The NHL's inability to put certain offenses into their proper context is further proved by a few other recent examples.
There is the case of the league handing Chicago defenseman Nick Boynton a one- game suspension for using a throat-slashing gesture in an exhibition game last month. So, for those keeping score at home, violent gestures are apparently half as bad as sexual ones according to the discipline experts at the NHL offices.
Even more recently, Chicago's Niklas Hjalmarsson was given the same sanction as Wisniewski for a hit that will have Buffalo forward Jason Pominville sidelined for the near future, at least. Hjalmarsson hit Pominville from behind and slammed him into the boards, giving the Sabres player a concussion and a cut above his eye. Pominville will almost certainly be gone longer than the two games that Hjalmarsson will miss and the fact that the suspension was the same length as Wisniewski's ban just makes the league appear tone-deaf.

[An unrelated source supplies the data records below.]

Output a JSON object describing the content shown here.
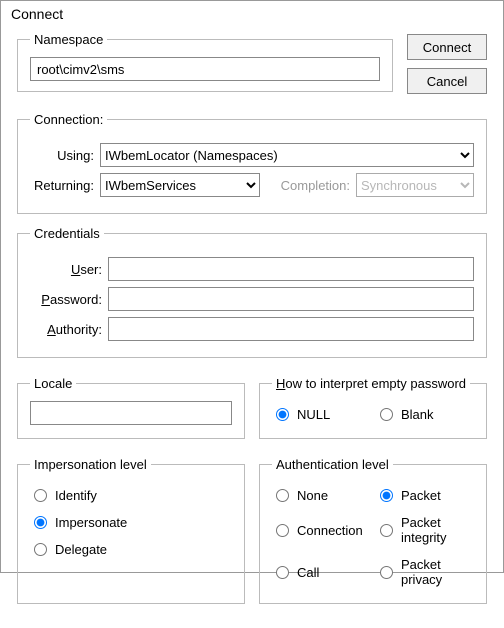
{
  "title": "Connect",
  "buttons": {
    "connect": "Connect",
    "cancel": "Cancel"
  },
  "namespace": {
    "legend": "Namespace",
    "value": "root\\cimv2\\sms"
  },
  "connection": {
    "legend": "Connection:",
    "using_label": "Using:",
    "using_value": "IWbemLocator (Namespaces)",
    "returning_label": "Returning:",
    "returning_value": "IWbemServices",
    "completion_label": "Completion:",
    "completion_value": "Synchronous"
  },
  "credentials": {
    "legend": "Credentials",
    "user_pre": "U",
    "user_rest": "ser:",
    "pass_pre": "P",
    "pass_rest": "assword:",
    "auth_pre": "A",
    "auth_rest": "uthority:",
    "user_value": "",
    "password_value": "",
    "authority_value": ""
  },
  "locale": {
    "legend": "Locale",
    "value": ""
  },
  "empty_pw": {
    "legend_pre": "H",
    "legend_rest": "ow to interpret empty password",
    "null": "NULL",
    "blank": "Blank"
  },
  "impersonation": {
    "legend": "Impersonation level",
    "identify": "Identify",
    "impersonate": "Impersonate",
    "delegate": "Delegate"
  },
  "auth_level": {
    "legend": "Authentication level",
    "none": "None",
    "connection": "Connection",
    "call": "Call",
    "packet": "Packet",
    "integrity": "Packet integrity",
    "privacy": "Packet privacy"
  }
}
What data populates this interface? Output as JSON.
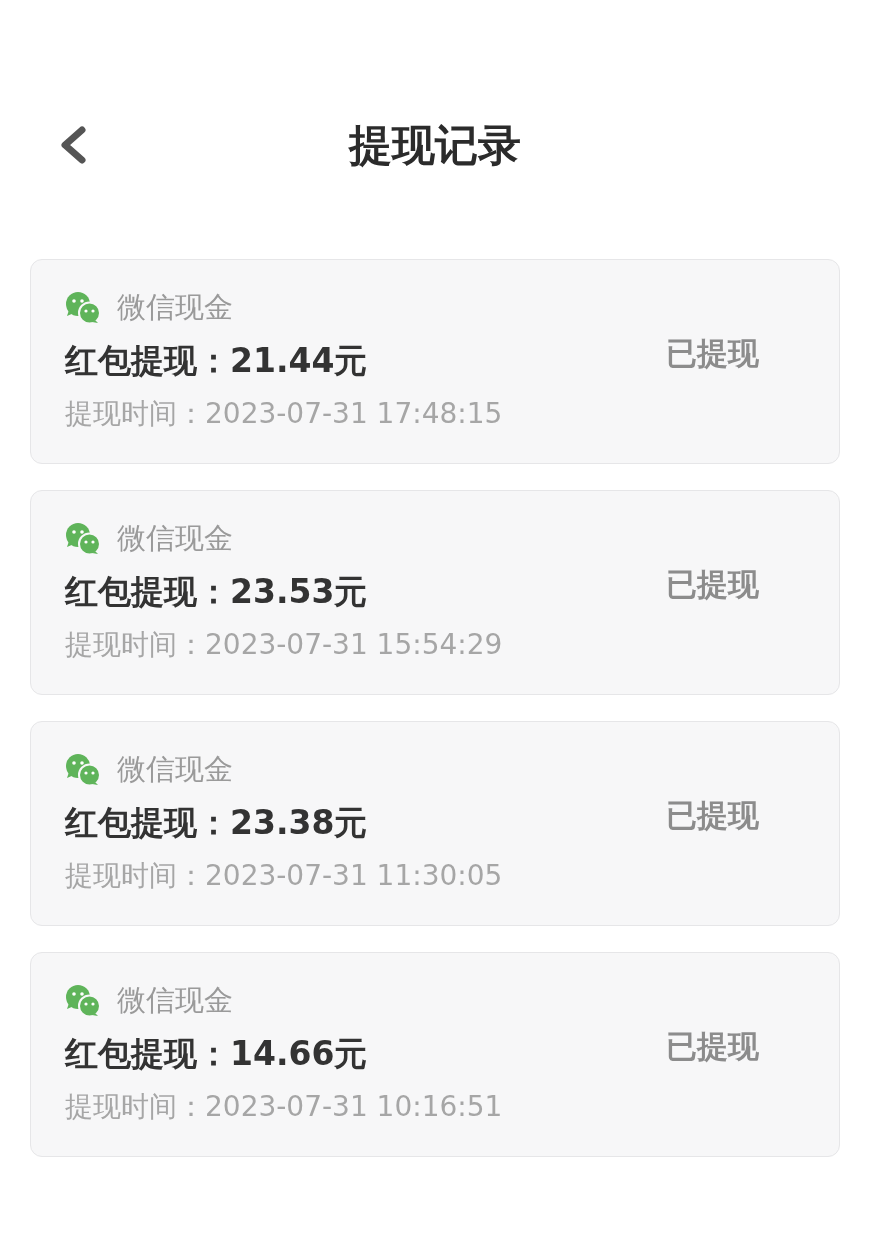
{
  "header": {
    "title": "提现记录"
  },
  "records": [
    {
      "source": "微信现金",
      "title": "红包提现：21.44元",
      "time": "提现时间：2023-07-31 17:48:15",
      "status": "已提现"
    },
    {
      "source": "微信现金",
      "title": "红包提现：23.53元",
      "time": "提现时间：2023-07-31 15:54:29",
      "status": "已提现"
    },
    {
      "source": "微信现金",
      "title": "红包提现：23.38元",
      "time": "提现时间：2023-07-31 11:30:05",
      "status": "已提现"
    },
    {
      "source": "微信现金",
      "title": "红包提现：14.66元",
      "time": "提现时间：2023-07-31 10:16:51",
      "status": "已提现"
    }
  ]
}
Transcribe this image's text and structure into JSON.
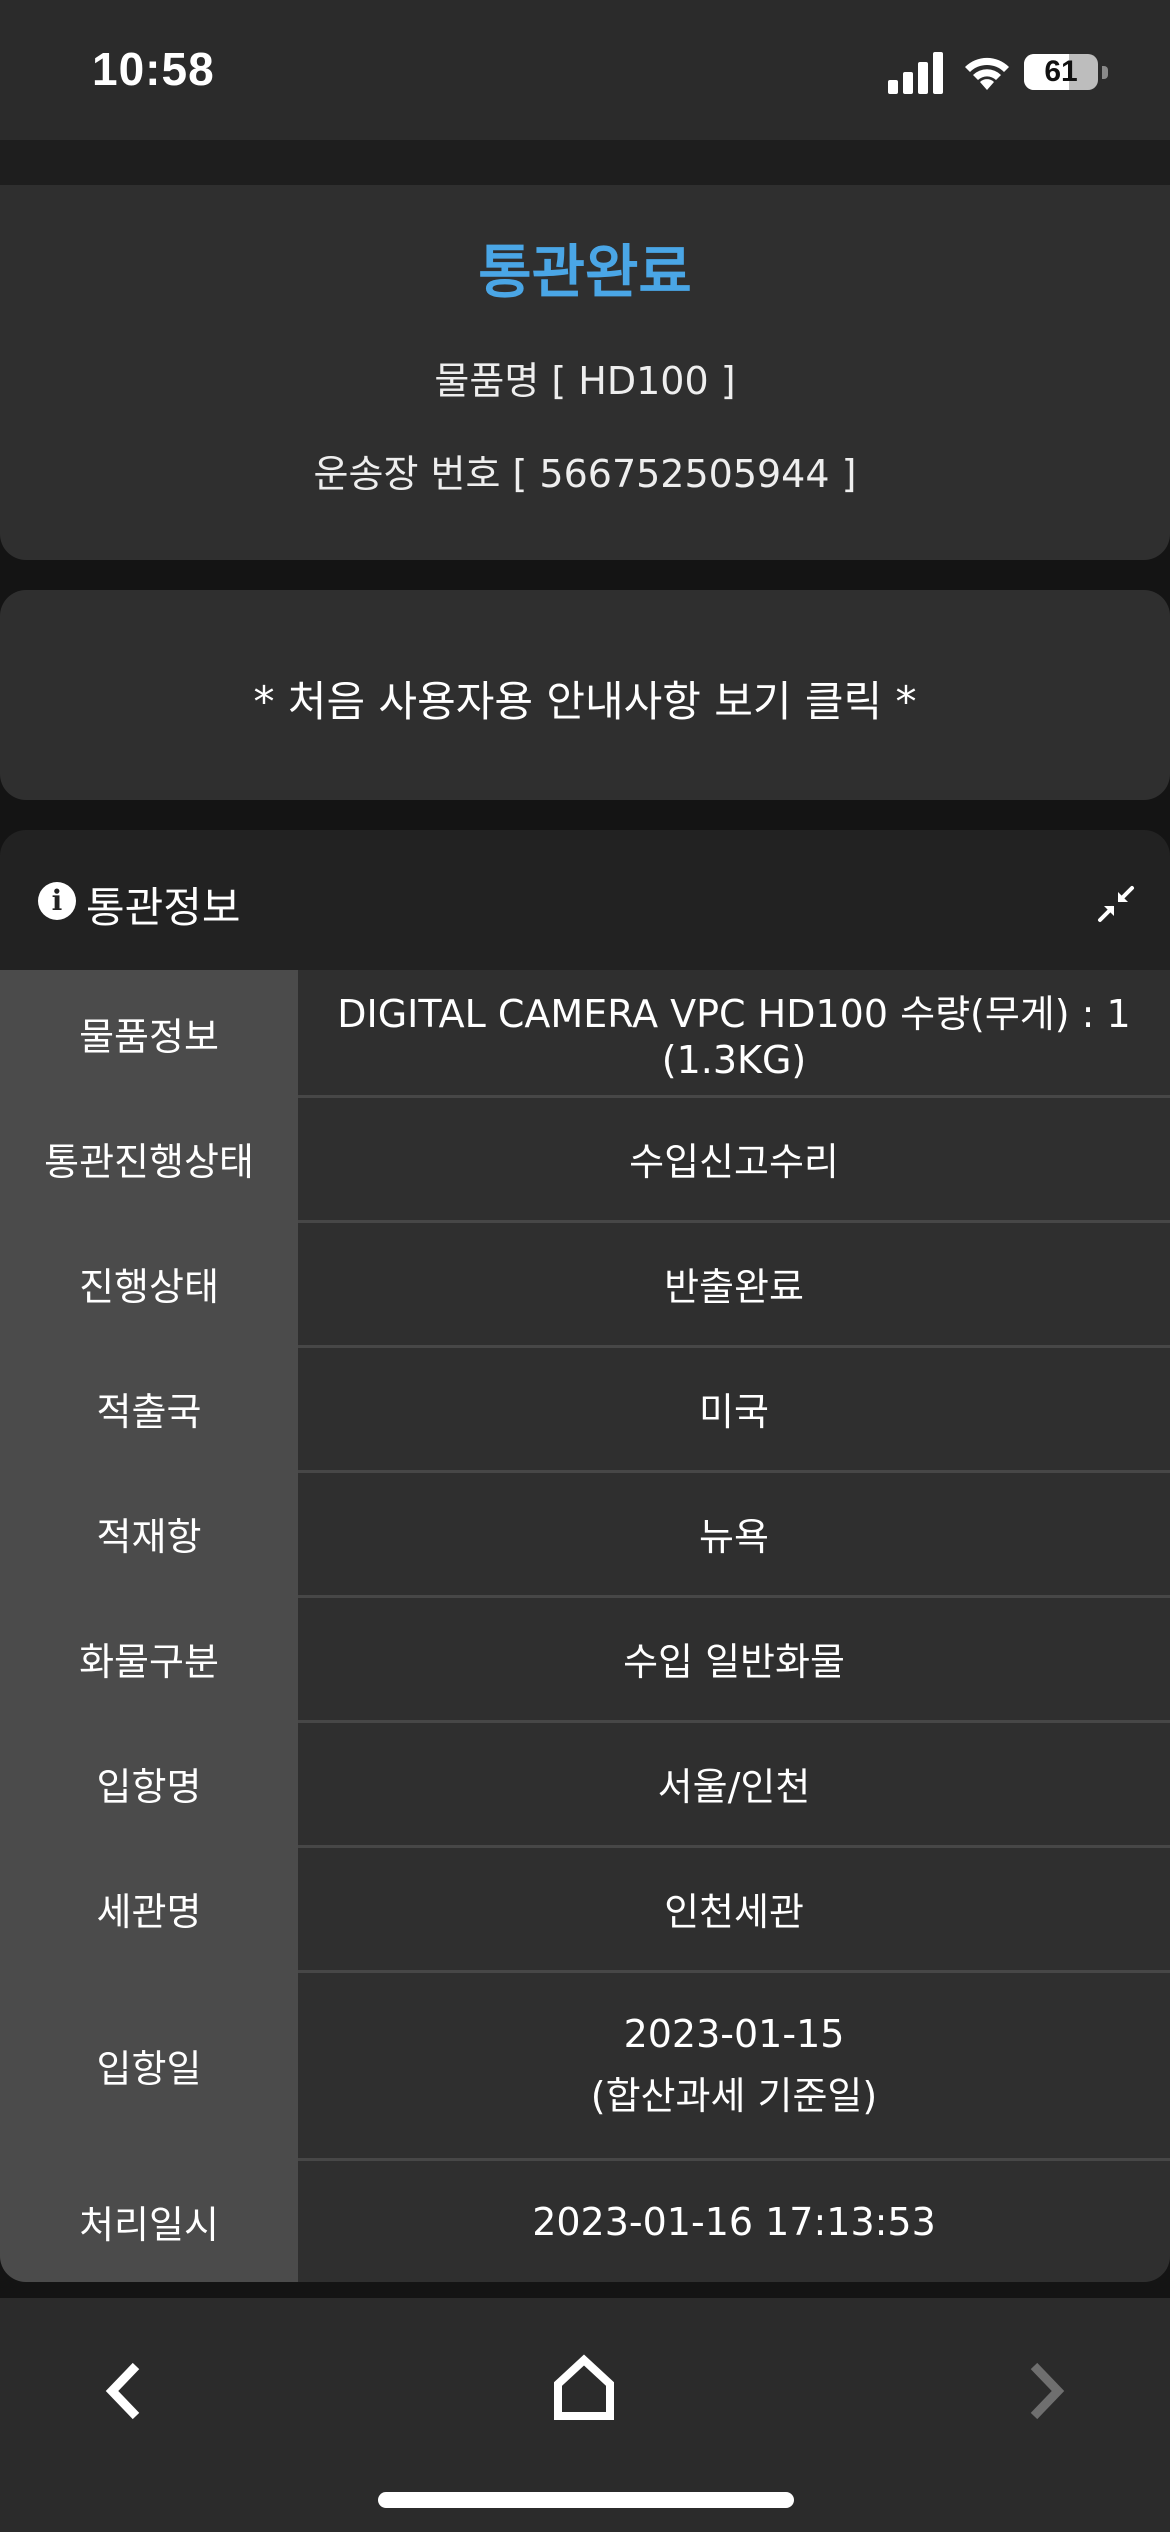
{
  "status_bar": {
    "time": "10:58",
    "battery_level": "61",
    "battery_fraction": 0.61,
    "icons": [
      "signal-icon",
      "wifi-icon",
      "battery-icon"
    ]
  },
  "summary": {
    "status": "통관완료",
    "item_line": "물품명 [ HD100 ]",
    "tracking_line": "운송장 번호 [ 566752505944 ]",
    "status_color": "#4aa6e6"
  },
  "guide": {
    "text": "* 처음 사용자용 안내사항 보기 클릭 *"
  },
  "info": {
    "title": "통관정보",
    "rows": [
      {
        "label": "물품정보",
        "value": "DIGITAL CAMERA VPC HD100 수량(무게) : 1 (1.3KG)"
      },
      {
        "label": "통관진행상태",
        "value": "수입신고수리"
      },
      {
        "label": "진행상태",
        "value": "반출완료"
      },
      {
        "label": "적출국",
        "value": "미국"
      },
      {
        "label": "적재항",
        "value": "뉴욕"
      },
      {
        "label": "화물구분",
        "value": "수입 일반화물"
      },
      {
        "label": "입항명",
        "value": "서울/인천"
      },
      {
        "label": "세관명",
        "value": "인천세관"
      },
      {
        "label": "입항일",
        "value": "2023-01-15",
        "value_note": "(합산과세 기준일)"
      },
      {
        "label": "처리일시",
        "value": "2023-01-16 17:13:53"
      }
    ]
  },
  "bottom_nav": {
    "icons": [
      "back-icon",
      "home-icon",
      "forward-icon"
    ]
  }
}
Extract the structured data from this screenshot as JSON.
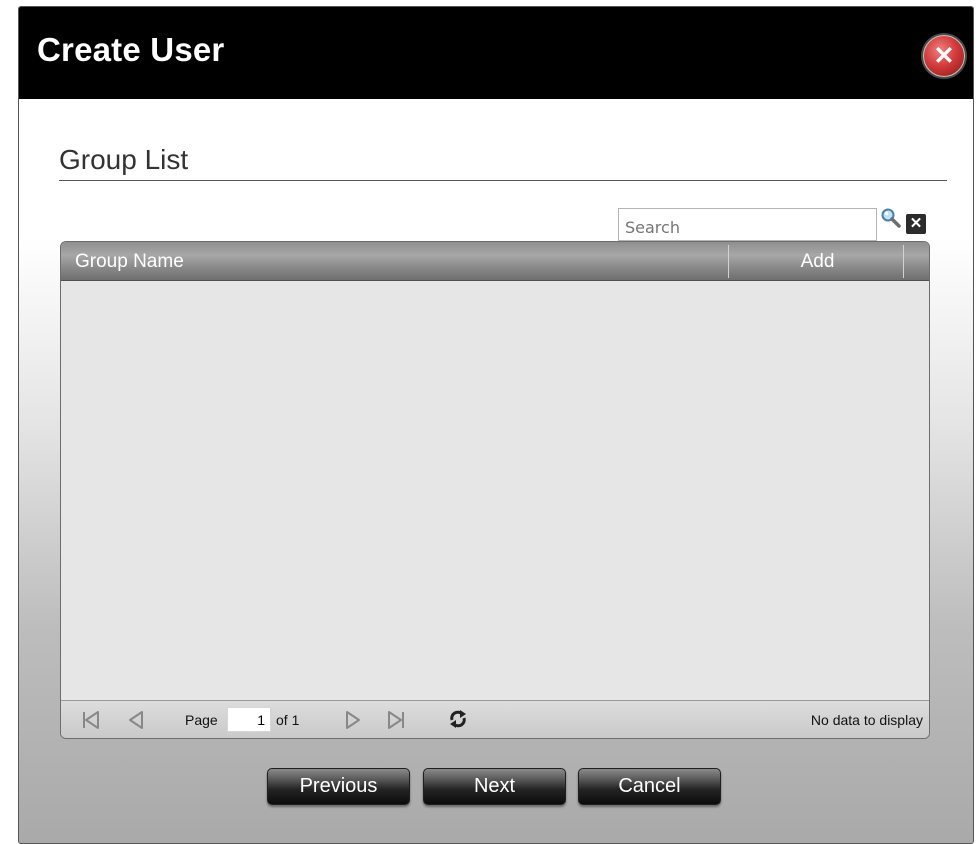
{
  "dialog": {
    "title": "Create User",
    "close_icon": "close-icon"
  },
  "section": {
    "title": "Group List"
  },
  "search": {
    "placeholder": "Search",
    "search_icon": "magnifier-icon",
    "clear_icon": "clear-icon"
  },
  "grid": {
    "columns": [
      "Group Name",
      "Add"
    ],
    "rows": []
  },
  "pager": {
    "page_label": "Page",
    "page_value": "1",
    "of_label": "of 1",
    "status": "No data to display",
    "icons": [
      "first-page-icon",
      "previous-page-icon",
      "next-page-icon",
      "last-page-icon",
      "refresh-icon"
    ]
  },
  "buttons": {
    "previous": "Previous",
    "next": "Next",
    "cancel": "Cancel"
  },
  "colors": {
    "titlebar": "#000000",
    "close_button": "#d23c3c",
    "grid_body": "#e6e6e6"
  }
}
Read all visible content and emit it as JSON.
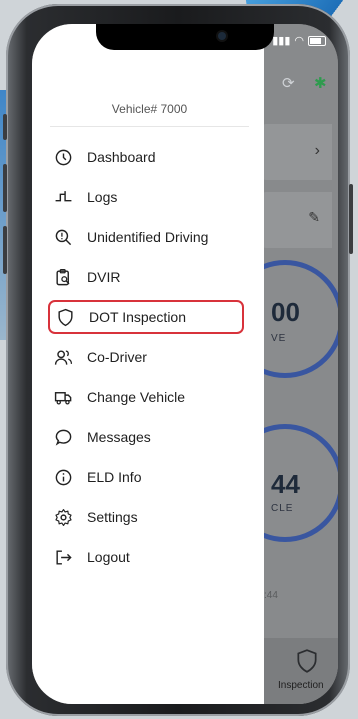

And it's not just the NHL that has been guilty of giving off all the wrong signals when it comes to obscenity. After all, Avery's comments about Phaneuf, caused his career in Dallas to come to an end just months after he signed a four-year, $15 million contract with the club.
It was only after months away from the game and time spent at an anger management program, that Avery was allowed to return to the ice with a new team, the Rangers. To be fair to the Stars, they were probably just looking for any excuse to get rid of Avery, who did not fit in at all in the Dallas locker room, but it still seems absurd that uttering a few off-color words would mean the effective end of a player's career with the club.
I realize some folks were offended by Avery's comments a few years ago and I'm sure there is no shortage of people who were upset about Wisniewski's gesture. However, while most of us are able to find the humor in the so-called obscene situations, there is simply nothing to laugh about when we see a guy sprawled out on the ice after a dangerous hit.
Wisniewski should have been punished for taunting Avery, but why not use a fine instead of a suspension? The Isles defenseman will forfeit $79,000 of his $3.25 million salary during his two-game ban. Wouldn't a $100,000 fine have delivered the same message to Wisniewski?
It should be noted that Wisniewski is considered to be a repeat offender by the NHL and that fact surely played a factor when the league was mulling over his punishment for a gesture the NHL deemed inappropriate. His longest suspension came late last season for a vicious hit on Chicago's Brent Seabrook, who did not even have the puck when he was drilled high and plastered into the boards.
An eight-game suspension for the hit on Seabrook was a fair ruling by the NHL. After all, a person's physical well-being was actually at stake in that instance and not simply the delicate sensibilities of some humorless fuddy- duddy.
The world will recover from Wisniewski's actions and more than likely this incident will disappear into obscurity in a matter of weeks. Hopefully by that time, Pominville, and whoever happens to be the victim of the NHL's next violent hit, have recovered enough to play hockey.